## EXERCISE DESCRIPTION
Supply the number of lines in the data below that hold "action", and let that number be the whole answer.

## INFORMATION SUPPLIED
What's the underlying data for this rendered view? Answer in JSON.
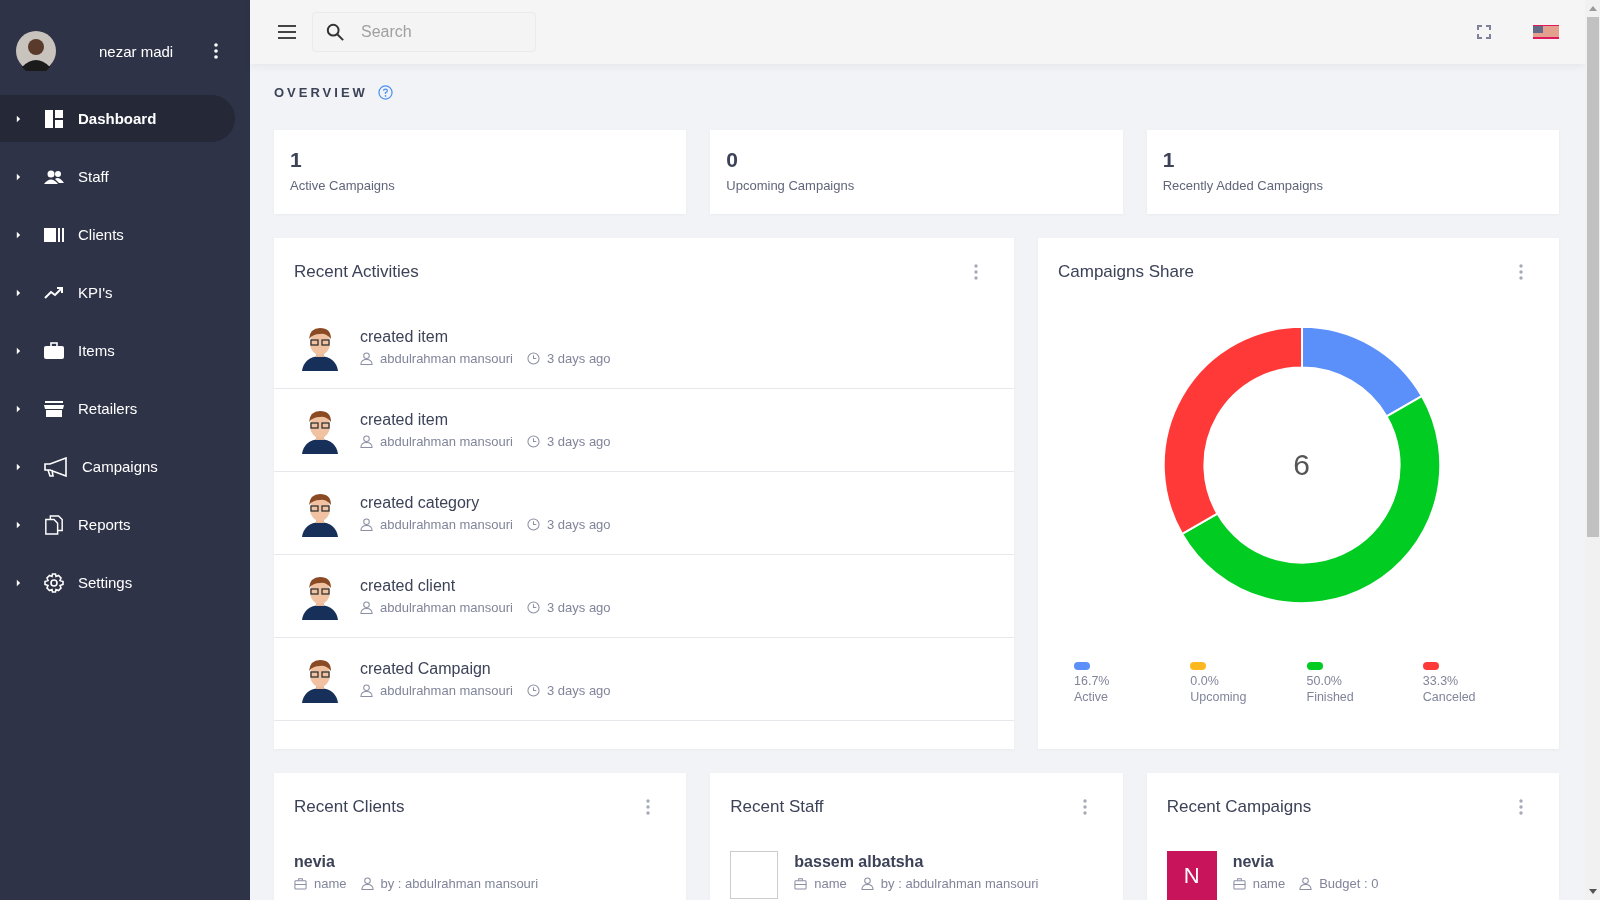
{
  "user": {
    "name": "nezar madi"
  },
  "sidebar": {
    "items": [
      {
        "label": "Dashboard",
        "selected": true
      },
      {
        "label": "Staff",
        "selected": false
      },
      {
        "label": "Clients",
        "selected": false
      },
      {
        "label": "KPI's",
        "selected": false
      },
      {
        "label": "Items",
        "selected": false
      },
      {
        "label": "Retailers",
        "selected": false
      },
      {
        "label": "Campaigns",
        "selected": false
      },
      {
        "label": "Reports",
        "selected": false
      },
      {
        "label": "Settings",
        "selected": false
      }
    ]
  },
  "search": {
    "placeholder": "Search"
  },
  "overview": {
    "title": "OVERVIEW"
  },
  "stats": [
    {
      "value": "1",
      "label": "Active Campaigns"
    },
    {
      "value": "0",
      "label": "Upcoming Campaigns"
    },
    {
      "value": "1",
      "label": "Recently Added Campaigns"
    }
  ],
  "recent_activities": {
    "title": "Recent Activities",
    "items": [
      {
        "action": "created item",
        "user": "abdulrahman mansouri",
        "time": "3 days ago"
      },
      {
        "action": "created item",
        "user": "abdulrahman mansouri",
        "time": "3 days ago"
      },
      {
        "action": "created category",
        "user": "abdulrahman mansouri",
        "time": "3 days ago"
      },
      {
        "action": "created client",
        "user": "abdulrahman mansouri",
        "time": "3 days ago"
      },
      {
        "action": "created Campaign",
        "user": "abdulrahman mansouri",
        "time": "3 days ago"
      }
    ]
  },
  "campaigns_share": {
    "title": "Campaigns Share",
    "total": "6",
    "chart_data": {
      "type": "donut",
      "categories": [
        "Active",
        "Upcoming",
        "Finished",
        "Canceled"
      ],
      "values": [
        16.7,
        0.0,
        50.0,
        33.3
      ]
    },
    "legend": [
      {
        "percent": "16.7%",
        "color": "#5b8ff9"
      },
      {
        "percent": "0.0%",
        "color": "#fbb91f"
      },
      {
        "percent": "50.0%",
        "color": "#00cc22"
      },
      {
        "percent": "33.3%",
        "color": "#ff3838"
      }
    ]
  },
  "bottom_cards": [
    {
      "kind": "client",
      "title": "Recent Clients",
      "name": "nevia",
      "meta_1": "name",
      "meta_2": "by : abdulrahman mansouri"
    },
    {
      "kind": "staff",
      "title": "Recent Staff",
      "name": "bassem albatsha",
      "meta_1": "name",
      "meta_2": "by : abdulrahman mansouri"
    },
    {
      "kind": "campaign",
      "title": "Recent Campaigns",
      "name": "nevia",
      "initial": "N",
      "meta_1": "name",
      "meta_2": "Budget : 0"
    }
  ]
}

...

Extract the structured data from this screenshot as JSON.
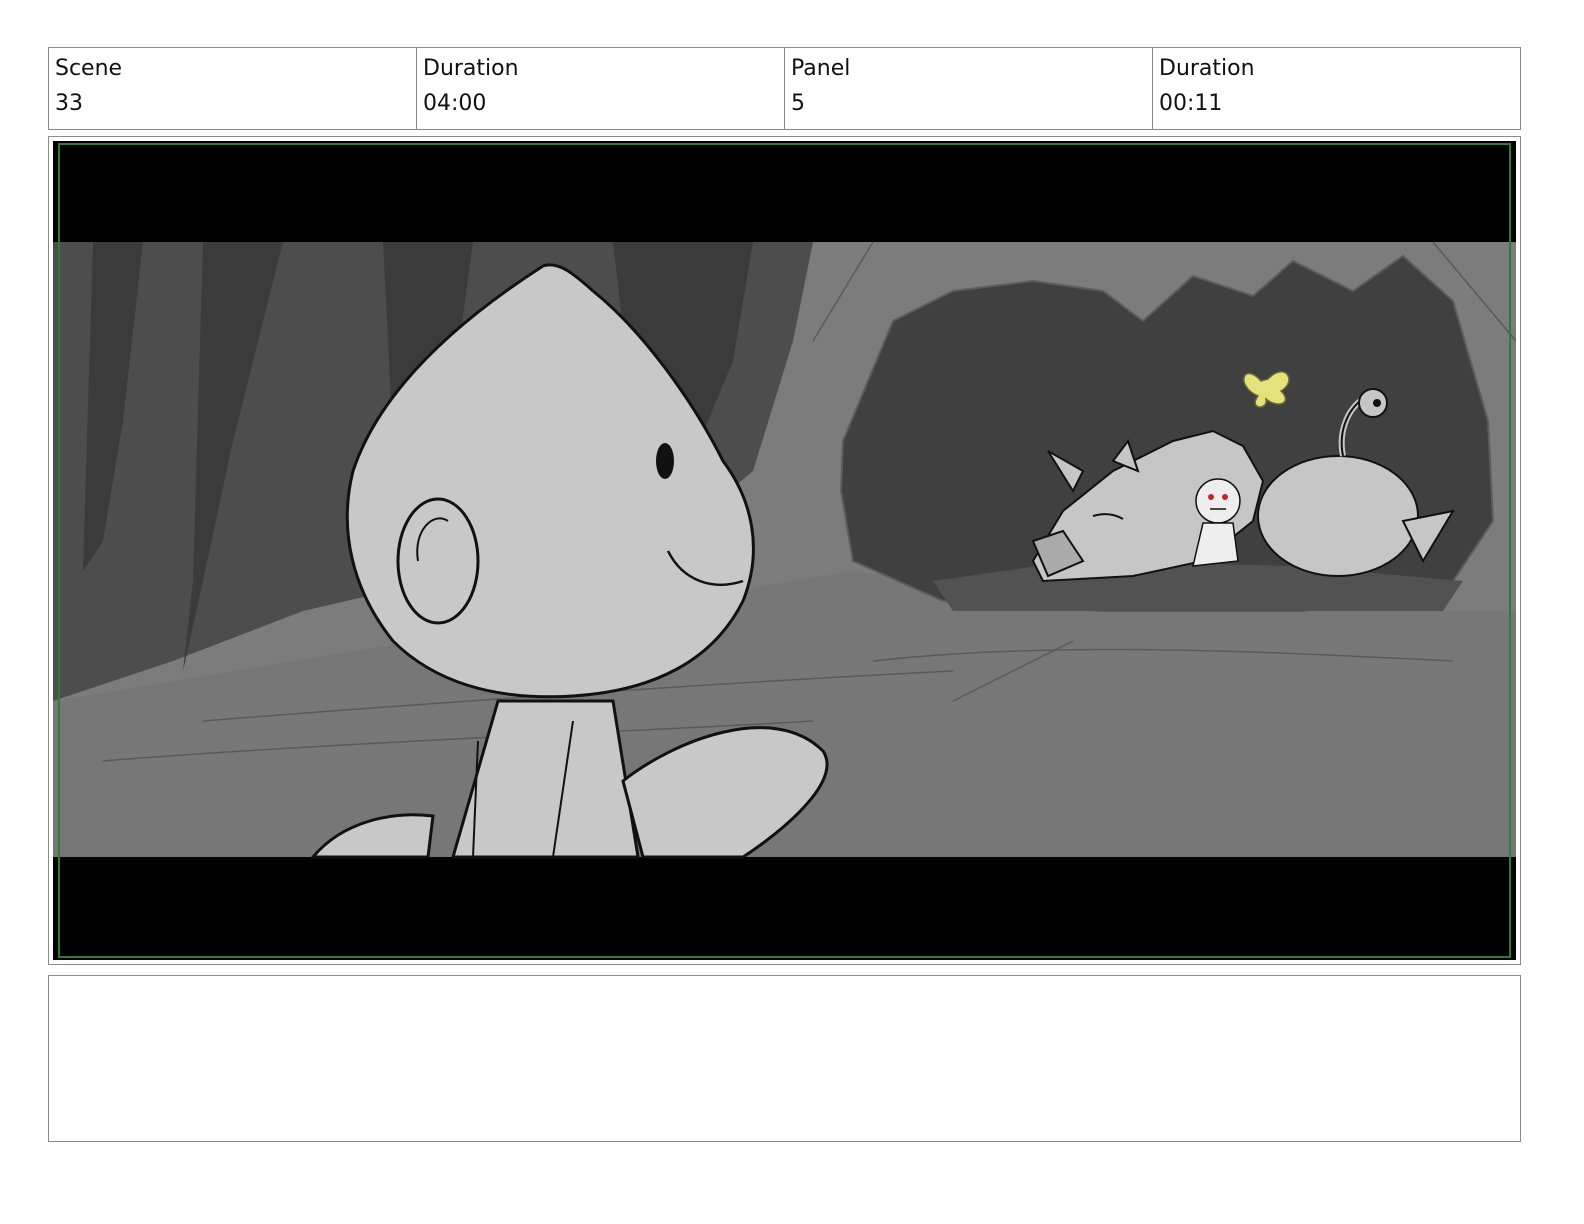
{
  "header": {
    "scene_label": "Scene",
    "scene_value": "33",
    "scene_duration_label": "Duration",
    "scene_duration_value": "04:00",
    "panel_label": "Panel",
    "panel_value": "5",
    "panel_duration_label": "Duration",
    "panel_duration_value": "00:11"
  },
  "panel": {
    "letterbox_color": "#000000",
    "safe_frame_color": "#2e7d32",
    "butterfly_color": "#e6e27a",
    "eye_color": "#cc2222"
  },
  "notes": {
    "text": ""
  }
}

## OUTPUT BELOW
5